• Exercise brief:
What lines in the data below mention the string "label"? Copy them out.

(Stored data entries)
* * * * * * * * *
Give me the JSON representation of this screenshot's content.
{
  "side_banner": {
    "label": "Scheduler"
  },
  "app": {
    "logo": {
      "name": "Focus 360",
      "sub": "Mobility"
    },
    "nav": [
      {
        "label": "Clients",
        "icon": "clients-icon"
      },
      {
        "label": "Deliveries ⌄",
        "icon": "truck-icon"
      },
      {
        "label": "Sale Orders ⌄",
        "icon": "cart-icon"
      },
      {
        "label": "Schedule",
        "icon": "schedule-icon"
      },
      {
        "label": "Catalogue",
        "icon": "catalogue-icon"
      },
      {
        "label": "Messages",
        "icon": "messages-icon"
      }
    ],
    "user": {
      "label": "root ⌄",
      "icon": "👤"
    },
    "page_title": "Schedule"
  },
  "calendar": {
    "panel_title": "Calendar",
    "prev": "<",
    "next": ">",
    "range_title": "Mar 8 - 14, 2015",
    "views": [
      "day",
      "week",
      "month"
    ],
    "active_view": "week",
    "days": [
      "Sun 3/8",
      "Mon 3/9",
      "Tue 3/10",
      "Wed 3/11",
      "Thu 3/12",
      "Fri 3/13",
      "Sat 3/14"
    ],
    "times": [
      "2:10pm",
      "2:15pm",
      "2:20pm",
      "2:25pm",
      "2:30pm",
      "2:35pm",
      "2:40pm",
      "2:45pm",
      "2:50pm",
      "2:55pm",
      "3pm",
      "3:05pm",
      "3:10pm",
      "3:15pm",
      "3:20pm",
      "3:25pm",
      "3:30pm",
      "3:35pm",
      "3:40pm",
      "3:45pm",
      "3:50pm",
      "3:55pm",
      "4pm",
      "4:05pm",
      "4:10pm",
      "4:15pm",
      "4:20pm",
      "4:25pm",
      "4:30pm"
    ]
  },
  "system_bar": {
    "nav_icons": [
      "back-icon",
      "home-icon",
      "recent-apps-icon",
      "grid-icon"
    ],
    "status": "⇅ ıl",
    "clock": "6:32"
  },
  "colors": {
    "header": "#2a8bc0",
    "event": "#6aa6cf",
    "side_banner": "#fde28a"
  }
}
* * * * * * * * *
• Written response:
    "label": "Scheduler"
        "label": "Clients",
        "label": "Deliveries ⌄",
        "label": "Sale Orders ⌄",
        "label": "Schedule",
        "label": "Catalogue",
        "label": "Messages",
      "label": "root ⌄",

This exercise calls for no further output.